SFPD falls short on reforms

Sam Moore

It took three years for the San Francisco Police Department to complete 29 of 272 recommendations that the U.S. Justice Department handed down to them in 2016, 

in response to a series of high-profile police shootings and scandals.

The Board of Supervisors reviewed SFPD’s efforts for the first time in roughly two years at an Oct. 22 hearing called by Supervisor Sandra Lee Fewer.

“The work is being done, and that’s the point I want to emphasize,” Chief of Police William Scott said during a presentation on the Department’s progress at the hearing. 

Scott cited improvements made that center de-escalation techniques, such as a policy that prohibits officers from shooting at moving vehicles, as well as the implementation of mandatory implicit bias training.
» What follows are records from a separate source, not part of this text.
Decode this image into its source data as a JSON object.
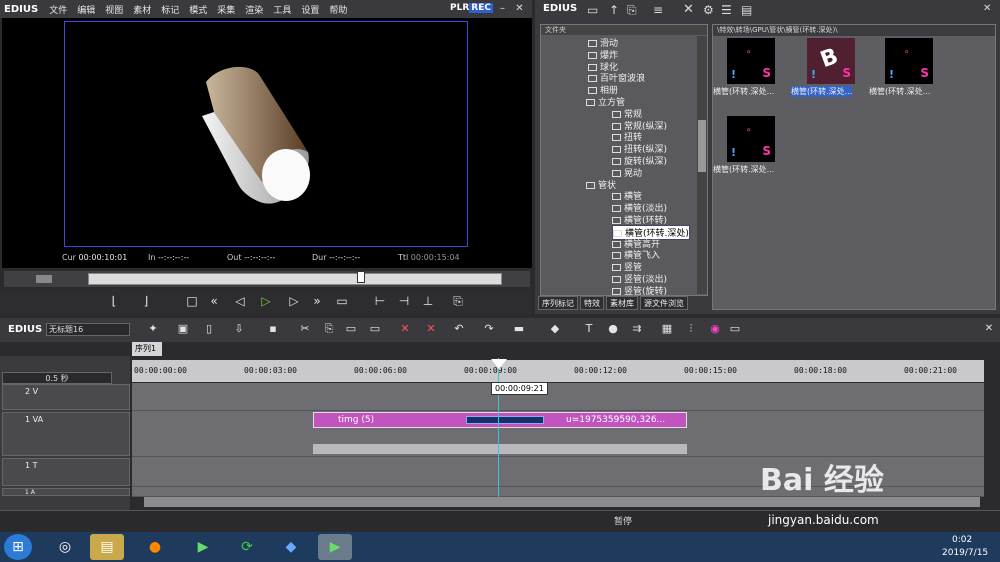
{
  "app": {
    "logo": "EDIUS",
    "plr": "PLR",
    "rec": "REC"
  },
  "menu": [
    "文件",
    "编辑",
    "视图",
    "素材",
    "标记",
    "模式",
    "采集",
    "渲染",
    "工具",
    "设置",
    "帮助"
  ],
  "preview": {
    "cur_label": "Cur",
    "cur": "00:00:10:01",
    "in_label": "In",
    "in": "--:--:--:--",
    "out_label": "Out",
    "out": "--:--:--:--",
    "dur_label": "Dur",
    "dur": "--:--:--:--",
    "ttl_label": "Ttl",
    "ttl": "00:00:15:04"
  },
  "right_panel": {
    "logo": "EDIUS",
    "tree_header": "文件夹",
    "bin_path": "\\特效\\转场\\GPU\\管状\\横管(环转.深处)\\",
    "tabs": [
      "序列标记",
      "特效",
      "素材库",
      "源文件浏览"
    ]
  },
  "tree": [
    {
      "label": "滑动",
      "level": 1
    },
    {
      "label": "爆炸",
      "level": 1
    },
    {
      "label": "球化",
      "level": 1
    },
    {
      "label": "百叶窗波浪",
      "level": 1
    },
    {
      "label": "相册",
      "level": 1
    },
    {
      "label": "立方管",
      "level": 0
    },
    {
      "label": "常规",
      "level": 2
    },
    {
      "label": "常规(纵深)",
      "level": 2
    },
    {
      "label": "扭转",
      "level": 2
    },
    {
      "label": "扭转(纵深)",
      "level": 2
    },
    {
      "label": "旋转(纵深)",
      "level": 2
    },
    {
      "label": "晃动",
      "level": 2
    },
    {
      "label": "管状",
      "level": 0
    },
    {
      "label": "横管",
      "level": 2
    },
    {
      "label": "横管(淡出)",
      "level": 2
    },
    {
      "label": "横管(环转)",
      "level": 2
    },
    {
      "label": "横管(环转.深处)",
      "level": 2,
      "selected": true
    },
    {
      "label": "横管高开",
      "level": 2
    },
    {
      "label": "横管飞入",
      "level": 2
    },
    {
      "label": "竖管",
      "level": 2
    },
    {
      "label": "竖管(淡出)",
      "level": 2
    },
    {
      "label": "竖管(旋转)",
      "level": 2
    }
  ],
  "thumbs": [
    {
      "label": "横管(环转.深处..."
    },
    {
      "label": "横管(环转.深处...",
      "selected": true
    },
    {
      "label": "横管(环转.深处..."
    },
    {
      "label": "横管(环转.深处..."
    }
  ],
  "timeline": {
    "logo": "EDIUS",
    "project": "无标题16",
    "sequence": "序列1",
    "scale": "0.5 秒",
    "ruler": [
      "00:00:00:00",
      "00:00:03:00",
      "00:00:06:00",
      "00:00:09:00",
      "00:00:12:00",
      "00:00:15:00",
      "00:00:18:00",
      "00:00:21:00"
    ],
    "playhead_tip": "00:00:09:21",
    "tracks": [
      {
        "name": "2 V"
      },
      {
        "name": "1 VA"
      },
      {
        "name": "1 T"
      },
      {
        "name": "1 A"
      }
    ],
    "clip_left": "timg (5)",
    "clip_right": "u=1975359590,326...",
    "status": "暂停"
  },
  "taskbar": {
    "time": "0:02",
    "date": "2019/7/15"
  },
  "watermark": {
    "text": "Bai 经验",
    "url": "jingyan.baidu.com"
  }
}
He also brought up statistics that highlight a 30% decrease in the use of force since the Justice Department’s 2016 assessment. 

Police used forced 239 times on black individuals and 140 times on white individuals from April to June, according to an SFPD report. (Graphic by David Mamaril Horowitz / Golden Gate Xpress)

However, several supervisors and community members condemned SFPD for a lack of progress, noting that although the use of force decreased, disparities concerning the victims of that force remain heavily skewed toward the black community.  

“It seems that when it comes to black people, everyone wants to take a back seat,” Phelicia Jones, founder of the Justice 4 Mario Woods Coalition, said at a rally prior to the hearing. 

San Francisco resident Mario Woods was a black man killed in 2015 after being shot by police 21 times in the Bayview. His death was one of six caused by SFPD officer-involved shootings that year.

Forty percent of use-of-force incidents in 2018 involved black people, according to a report published by SFPD. From April to June of this year, black people accounted for 37% of all arrests made. These statistics are concerning, Jones said, when considering that black people make up only 5% of the city’s population. White people, on the other hand, make up roughly half of San Francisco’s population, yet account for only 26% of SFPD’s use-of-force incidents. 

“There are social factors that play into a lot of the disparities in the criminal justice system,” said Chief Scott. “Work still needs to be done.” 

The Department of Justice’s recommendations involve use of force, bias, community policing, accountability and hiring and personnel practices. Scott partially blamed SFPD’s slow progress on the Trump administration, which ceased federal oversight of police reforms in 2017. Since then, the California Department of Justice and the private consulting firm Hillard Heintze have managed external reviews of SFPD’s progress. Supervisor Matt Haney expressed concerns that the oversight provided by Hillard Heintze isn’t truly independent, as the company was contracted by SFPD. 

“I understand and respect your role,” Haney said to a representative from Hillard Heintze. “Although it seems like you’re working in part for us and in part for them. The lines get blurred so much that it’s not actual independent oversight.” 

As of the day of the hearing, 170 of the 272 recommendations were still in progress, 13 were under review by Hillard Heintze and 52 had been returned for more work, Scott said.

“We are not asking, we are not begging — we are demanding justice,” Jones said prior to the hearing. “It is a state of emergency and a state of urgency for us to have justice, equality, and equity in all aspects of black San Franciscan life.”